Wednesday, October 29, 2008


Thoreau said he liked to have a "broad margin" in his life. By this he meant he liked to have time and space outside of and beyond the daily necessities of his life. 

I have always cherished such a margin. But there have been too many times in my life when I didn't have such a luxury: too many years when there was not only no margin, but a seemingly never-ending calendar of stress and hurry and even confrontation.

No more. I do not take for granted the luxurious margin I now enjoy. I savor it. And I also try to be worthy of it on a day to day basis, whether or not I have "earned" it. Margins are one thing; loafing is another. I try not to loaf. Well, OK— sometimes I loaf. But I still maintain a kind of work ethic. Maybe force of habit, or maybe a sense of obligation— which may or may not be delusional.

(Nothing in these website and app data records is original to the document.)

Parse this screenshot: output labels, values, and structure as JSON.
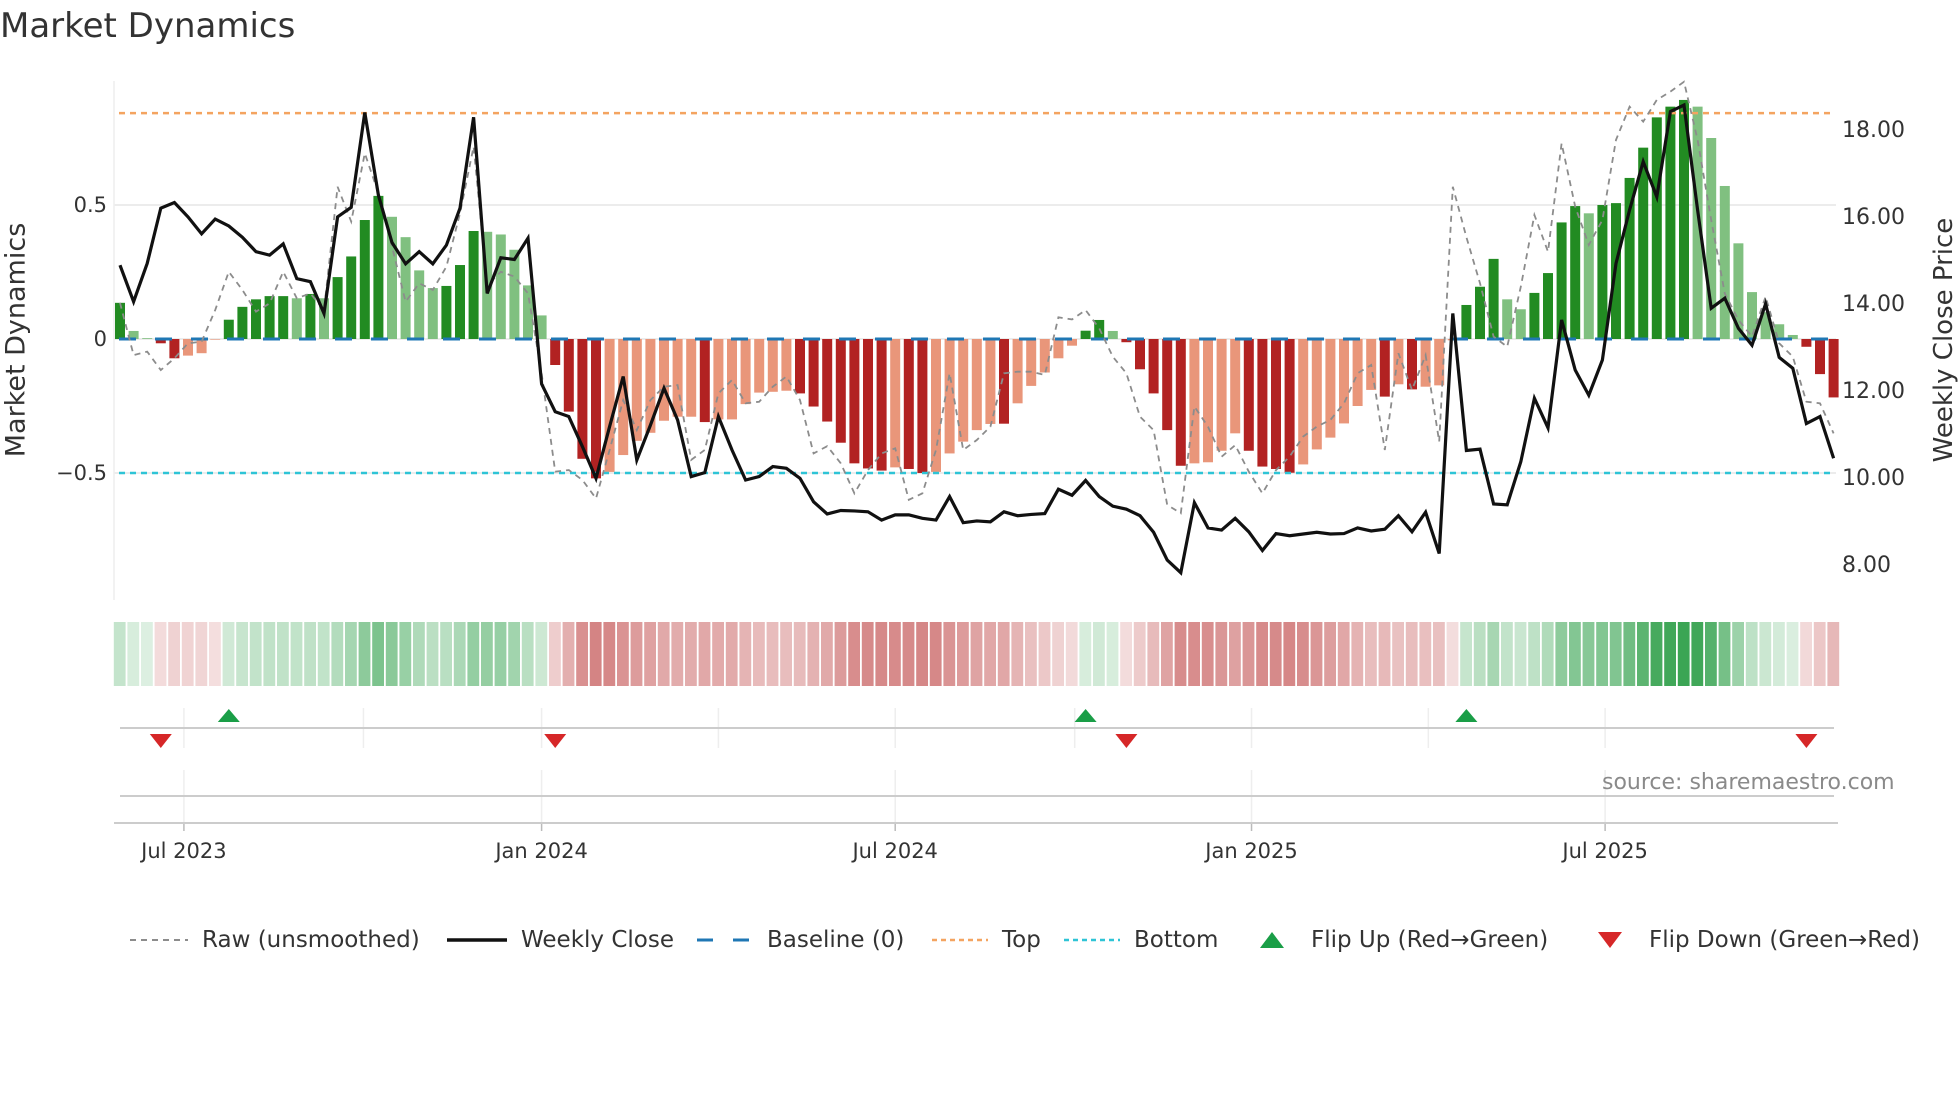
{
  "title": "Market Dynamics",
  "source": "source: sharemaestro.com",
  "colors": {
    "strong_green": "#228b22",
    "weak_green": "#80c080",
    "strong_red": "#b22222",
    "weak_red": "#e9967a",
    "raw": "#8c8c8c",
    "close": "#111111",
    "baseline": "#1f77b4",
    "top": "#f4a460",
    "bottom": "#2ec4d6",
    "flip_up": "#1a9e47",
    "flip_down": "#d62728",
    "heat_green": "#2a9d45",
    "heat_red": "#b83232"
  },
  "legend": [
    {
      "key": "raw",
      "label": "Raw (unsmoothed)"
    },
    {
      "key": "close",
      "label": "Weekly Close"
    },
    {
      "key": "baseline",
      "label": "Baseline (0)"
    },
    {
      "key": "top",
      "label": "Top"
    },
    {
      "key": "bottom",
      "label": "Bottom"
    },
    {
      "key": "flip_up",
      "label": "Flip Up (Red→Green)"
    },
    {
      "key": "flip_down",
      "label": "Flip Down (Green→Red)"
    }
  ],
  "chart_data": {
    "type": "bar",
    "title": "Market Dynamics",
    "ylabel": "Market Dynamics",
    "y2label": "Weekly Close Price",
    "frequency": "weekly",
    "ylim": [
      -1.0,
      0.97
    ],
    "y2lim": [
      7.0,
      19.2
    ],
    "yticks": [
      {
        "value": 0.5,
        "label": "0.5"
      },
      {
        "value": 0,
        "label": "0"
      },
      {
        "value": -0.5,
        "label": "−0.5"
      }
    ],
    "y2ticks": [
      {
        "value": 18,
        "label": "18.00"
      },
      {
        "value": 16,
        "label": "16.00"
      },
      {
        "value": 14,
        "label": "14.00"
      },
      {
        "value": 12,
        "label": "12.00"
      },
      {
        "value": 10,
        "label": "10.00"
      },
      {
        "value": 8,
        "label": "8.00"
      }
    ],
    "xticks": [
      {
        "week": 4.7,
        "label": "Jul 2023"
      },
      {
        "week": 31,
        "label": "Jan 2024"
      },
      {
        "week": 57,
        "label": "Jul 2024"
      },
      {
        "week": 83.2,
        "label": "Jan 2025"
      },
      {
        "week": 109.2,
        "label": "Jul 2025"
      }
    ],
    "quarter_gridlines_week": [
      4.7,
      17.9,
      31,
      44,
      57,
      70.2,
      83.2,
      96.2,
      109.2
    ],
    "top_level": 0.843,
    "bottom_level": -0.5,
    "baseline": 0,
    "momentum": [
      0.135,
      0.03,
      0.003,
      -0.016,
      -0.072,
      -0.062,
      -0.053,
      -0.002,
      0.072,
      0.12,
      0.148,
      0.16,
      0.16,
      0.152,
      0.168,
      0.152,
      0.231,
      0.308,
      0.444,
      0.534,
      0.456,
      0.38,
      0.256,
      0.19,
      0.198,
      0.276,
      0.403,
      0.4,
      0.39,
      0.333,
      0.2,
      0.088,
      -0.097,
      -0.271,
      -0.447,
      -0.52,
      -0.496,
      -0.433,
      -0.38,
      -0.35,
      -0.305,
      -0.29,
      -0.29,
      -0.31,
      -0.3,
      -0.3,
      -0.243,
      -0.2,
      -0.197,
      -0.193,
      -0.203,
      -0.252,
      -0.308,
      -0.387,
      -0.464,
      -0.483,
      -0.491,
      -0.479,
      -0.485,
      -0.5,
      -0.496,
      -0.427,
      -0.383,
      -0.34,
      -0.317,
      -0.316,
      -0.24,
      -0.175,
      -0.125,
      -0.072,
      -0.025,
      0.031,
      0.071,
      0.03,
      -0.012,
      -0.113,
      -0.203,
      -0.34,
      -0.473,
      -0.464,
      -0.46,
      -0.417,
      -0.352,
      -0.417,
      -0.476,
      -0.485,
      -0.499,
      -0.468,
      -0.412,
      -0.368,
      -0.315,
      -0.25,
      -0.19,
      -0.215,
      -0.169,
      -0.188,
      -0.178,
      -0.173,
      -0.005,
      0.127,
      0.195,
      0.299,
      0.148,
      0.111,
      0.172,
      0.246,
      0.435,
      0.496,
      0.469,
      0.5,
      0.507,
      0.601,
      0.714,
      0.827,
      0.867,
      0.892,
      0.867,
      0.75,
      0.571,
      0.357,
      0.175,
      0.1,
      0.055,
      0.015,
      -0.029,
      -0.131,
      -0.218
    ],
    "momentum_strength": "GggRRrrrGGGGGgGgGGGGggggGGGgggggRRRRrrrrrrrRrrrrrrRRRRRRRrRRrrrrrRrrrrrGGgRRRRRrrrrRRRRrrrrrrRrRrrrGGGggGGGGgGGGGGGGggggggggRRR",
    "raw": [
      0.135,
      -0.06,
      -0.047,
      -0.116,
      -0.072,
      -0.016,
      -0.01,
      0.108,
      0.251,
      0.183,
      0.102,
      0.133,
      0.251,
      0.152,
      0.17,
      0.108,
      0.568,
      0.438,
      0.693,
      0.544,
      0.345,
      0.139,
      0.208,
      0.183,
      0.27,
      0.469,
      0.718,
      0.2,
      0.251,
      0.233,
      0.17,
      -0.128,
      -0.495,
      -0.489,
      -0.526,
      -0.595,
      -0.414,
      -0.228,
      -0.34,
      -0.228,
      -0.178,
      -0.172,
      -0.451,
      -0.414,
      -0.203,
      -0.153,
      -0.24,
      -0.234,
      -0.178,
      -0.14,
      -0.228,
      -0.427,
      -0.4,
      -0.464,
      -0.576,
      -0.489,
      -0.427,
      -0.408,
      -0.6,
      -0.576,
      -0.414,
      -0.128,
      -0.414,
      -0.377,
      -0.327,
      -0.128,
      -0.122,
      -0.122,
      -0.134,
      0.081,
      0.073,
      0.108,
      0.04,
      -0.066,
      -0.128,
      -0.29,
      -0.34,
      -0.619,
      -0.65,
      -0.252,
      -0.327,
      -0.439,
      -0.396,
      -0.495,
      -0.576,
      -0.489,
      -0.439,
      -0.364,
      -0.327,
      -0.302,
      -0.24,
      -0.128,
      -0.097,
      -0.414,
      -0.053,
      -0.19,
      -0.06,
      -0.383,
      0.568,
      0.38,
      0.208,
      0.009,
      -0.029,
      0.195,
      0.463,
      0.326,
      0.73,
      0.494,
      0.351,
      0.444,
      0.743,
      0.867,
      0.811,
      0.892,
      0.923,
      0.96,
      0.743,
      0.444,
      0.17,
      0.071,
      0.009,
      0.158,
      -0.016,
      -0.066,
      -0.234,
      -0.24,
      -0.352
    ],
    "weekly_close": [
      14.87,
      14.03,
      14.91,
      16.18,
      16.31,
      15.98,
      15.59,
      15.93,
      15.77,
      15.51,
      15.18,
      15.1,
      15.36,
      14.56,
      14.49,
      13.76,
      15.98,
      16.2,
      18.38,
      16.48,
      15.39,
      14.9,
      15.18,
      14.9,
      15.33,
      16.18,
      18.27,
      14.22,
      15.04,
      15.0,
      15.49,
      12.14,
      11.5,
      11.39,
      10.7,
      9.97,
      11.16,
      12.31,
      10.39,
      11.19,
      12.04,
      11.31,
      10.01,
      10.1,
      11.39,
      10.62,
      9.93,
      10.01,
      10.24,
      10.2,
      9.97,
      9.43,
      9.15,
      9.23,
      9.22,
      9.2,
      9.01,
      9.13,
      9.13,
      9.05,
      9.01,
      9.55,
      8.95,
      8.99,
      8.97,
      9.2,
      9.11,
      9.14,
      9.16,
      9.72,
      9.58,
      9.92,
      9.55,
      9.33,
      9.26,
      9.11,
      8.73,
      8.09,
      7.8,
      9.41,
      8.83,
      8.78,
      9.05,
      8.74,
      8.31,
      8.7,
      8.65,
      8.69,
      8.73,
      8.69,
      8.7,
      8.83,
      8.76,
      8.8,
      9.11,
      8.74,
      9.19,
      8.24,
      13.76,
      10.61,
      10.64,
      9.38,
      9.36,
      10.35,
      11.81,
      11.13,
      13.61,
      12.46,
      11.88,
      12.69,
      14.91,
      16.14,
      17.25,
      16.44,
      18.4,
      18.55,
      16.14,
      13.88,
      14.11,
      13.42,
      13.03,
      13.98,
      12.75,
      12.5,
      11.23,
      11.39,
      10.43
    ],
    "flips": [
      {
        "week": 3,
        "type": "down"
      },
      {
        "week": 8,
        "type": "up"
      },
      {
        "week": 32,
        "type": "down"
      },
      {
        "week": 71,
        "type": "up"
      },
      {
        "week": 74,
        "type": "down"
      },
      {
        "week": 99,
        "type": "up"
      },
      {
        "week": 124,
        "type": "down"
      }
    ]
  }
}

Modern American life does not seem to have much room for broad margins in our lives. Even kids seem to have lost that capacity, what with orthodontist's visits, band practice, soccer, church camp, etc., "being a kid" seems to have devolved into having your own appointment book. It's a shame that the idle creativity and aimless fun of childhood has morphed into the lives of little executives.

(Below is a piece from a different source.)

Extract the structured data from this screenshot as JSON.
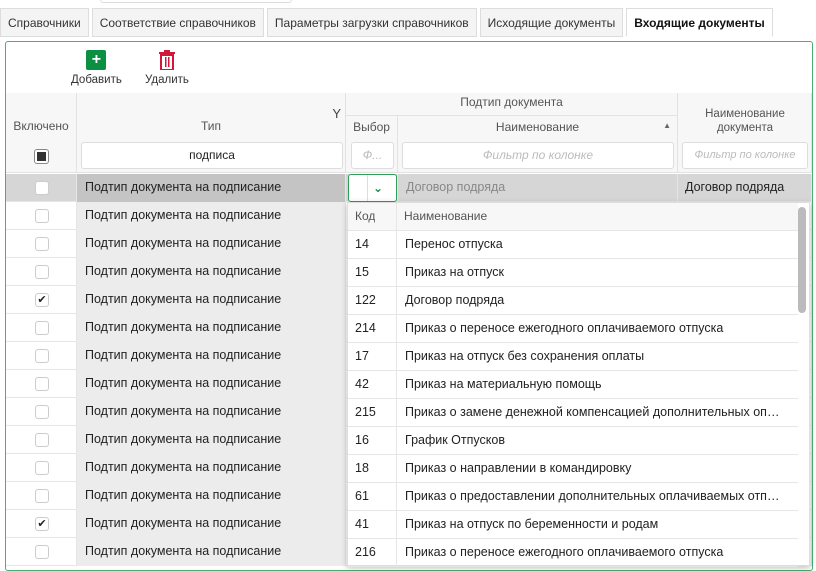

I've always liked the old saying, "Sometimes I sits and thinks, and sometimes I just sits."


Anonymous said...

Seems like the harder a person tries to find some tranquility, the more elusive it becomes. I firmly believe that until you don't have to work, and therefore don't have to mix with people you might prefer not to mix with,you'll never find it.

Brigid said...

I'm what I have termed myself "a gregarious loner". I like to converse with folks online and on the phone on ocassion about various philosophies or simply our day to day lives. Most of these folks I get together with once a month or so for meals and laughter. Of course we meet up at the range for shooting, but mostly, outside of work, I prefer to be alone, reading, building something, or working outdoors. If you put me in a fancy party dress and set me up in a gathering in the city I look to bolt out the door, like a frightened mare.

I'm happier this way.

Anonymous said...

A balance, a cushion of privacy, space to do one's own thinking, one's own work.

I don't think of endeavoring to live this way as a luxury, or a privilege, but the way we are meant to walk through life.

Whether it be in the space and beauty of nature, such as where you live, or in the cities and suburbs. The choice to live sans the invasions of tv and radio gives a serenity which I think is ours by inheritance.